(Listed records Opens)

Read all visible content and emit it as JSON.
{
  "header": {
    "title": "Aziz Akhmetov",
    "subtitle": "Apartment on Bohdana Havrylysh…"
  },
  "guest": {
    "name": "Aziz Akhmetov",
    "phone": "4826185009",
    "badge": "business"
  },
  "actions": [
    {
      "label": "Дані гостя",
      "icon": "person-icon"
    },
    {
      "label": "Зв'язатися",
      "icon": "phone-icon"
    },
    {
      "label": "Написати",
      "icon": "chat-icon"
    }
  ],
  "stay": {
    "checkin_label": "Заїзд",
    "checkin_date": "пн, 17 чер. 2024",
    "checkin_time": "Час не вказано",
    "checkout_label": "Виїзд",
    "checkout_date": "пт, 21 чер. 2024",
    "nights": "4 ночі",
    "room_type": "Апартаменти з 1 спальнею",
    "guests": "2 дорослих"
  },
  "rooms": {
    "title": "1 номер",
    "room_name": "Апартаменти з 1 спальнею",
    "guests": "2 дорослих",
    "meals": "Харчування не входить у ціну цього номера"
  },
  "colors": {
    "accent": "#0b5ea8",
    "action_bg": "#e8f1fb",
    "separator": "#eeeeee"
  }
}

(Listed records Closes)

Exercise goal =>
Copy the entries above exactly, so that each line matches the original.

Response area =>
Read all visible content and emit it as JSON.
{
  "header": {
    "title": "Aziz Akhmetov",
    "subtitle": "Apartment on Bohdana Havrylysh…"
  },
  "guest": {
    "name": "Aziz Akhmetov",
    "phone": "4826185009",
    "badge": "business"
  },
  "actions": [
    {
      "label": "Дані гостя",
      "icon": "person-icon"
    },
    {
      "label": "Зв'язатися",
      "icon": "phone-icon"
    },
    {
      "label": "Написати",
      "icon": "chat-icon"
    }
  ],
  "stay": {
    "checkin_label": "Заїзд",
    "checkin_date": "пн, 17 чер. 2024",
    "checkin_time": "Час не вказано",
    "checkout_label": "Виїзд",
    "checkout_date": "пт, 21 чер. 2024",
    "nights": "4 ночі",
    "room_type": "Апартаменти з 1 спальнею",
    "guests": "2 дорослих"
  },
  "rooms": {
    "title": "1 номер",
    "room_name": "Апартаменти з 1 спальнею",
    "guests": "2 дорослих",
    "meals": "Харчування не входить у ціну цього номера"
  },
  "colors": {
    "accent": "#0b5ea8",
    "action_bg": "#e8f1fb",
    "separator": "#eeeeee"
  }
}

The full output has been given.